AIM OF THE TASK →
In the records below, tally each line that contains the word "Picture" and give the total only.

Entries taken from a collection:
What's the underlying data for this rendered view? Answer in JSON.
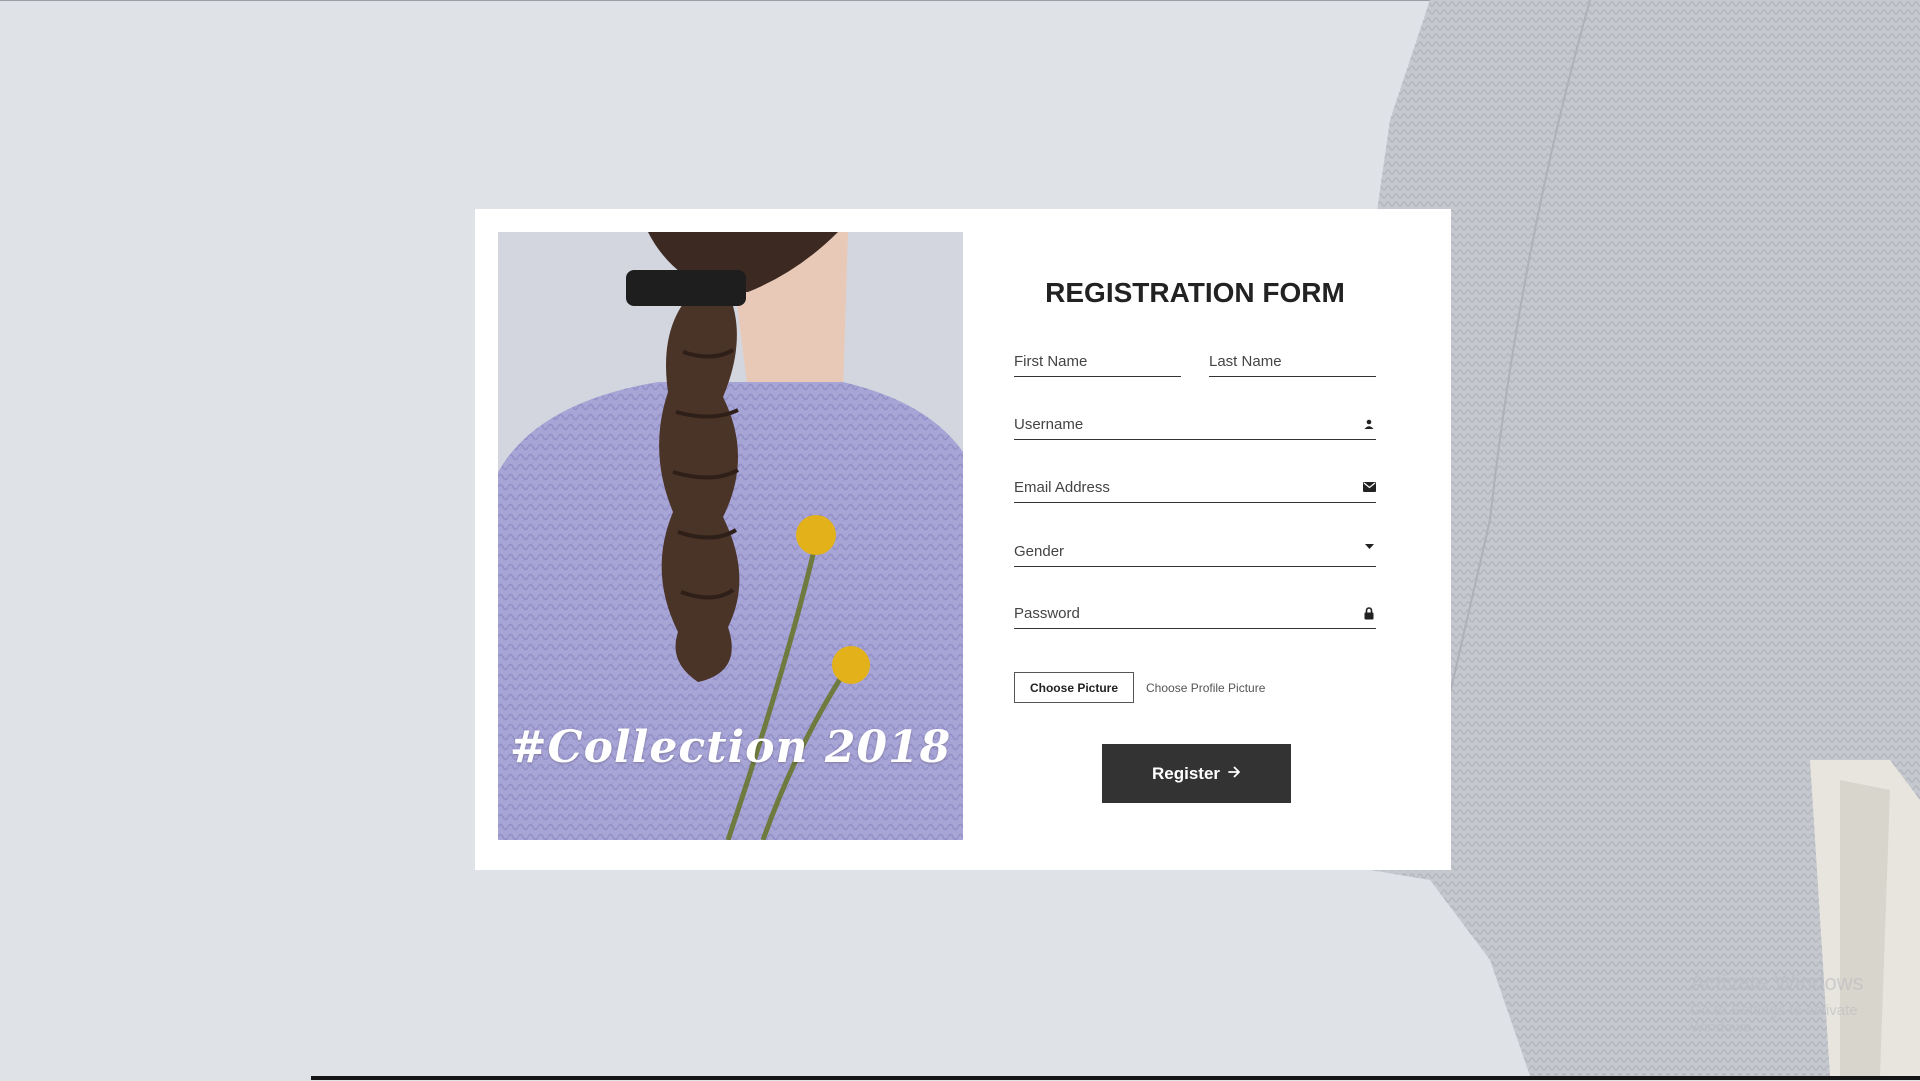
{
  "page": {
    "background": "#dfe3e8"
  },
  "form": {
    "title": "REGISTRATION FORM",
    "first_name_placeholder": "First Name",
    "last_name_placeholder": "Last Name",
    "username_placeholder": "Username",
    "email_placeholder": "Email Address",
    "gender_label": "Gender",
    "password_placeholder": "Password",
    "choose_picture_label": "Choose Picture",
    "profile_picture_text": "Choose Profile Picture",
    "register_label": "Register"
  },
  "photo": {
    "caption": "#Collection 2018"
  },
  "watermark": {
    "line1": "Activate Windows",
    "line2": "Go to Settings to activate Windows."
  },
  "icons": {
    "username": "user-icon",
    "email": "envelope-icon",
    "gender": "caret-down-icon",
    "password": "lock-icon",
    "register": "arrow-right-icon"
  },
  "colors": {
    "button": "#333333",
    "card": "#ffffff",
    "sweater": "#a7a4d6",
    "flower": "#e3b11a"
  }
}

RESULT OF THE EXERCISE →
2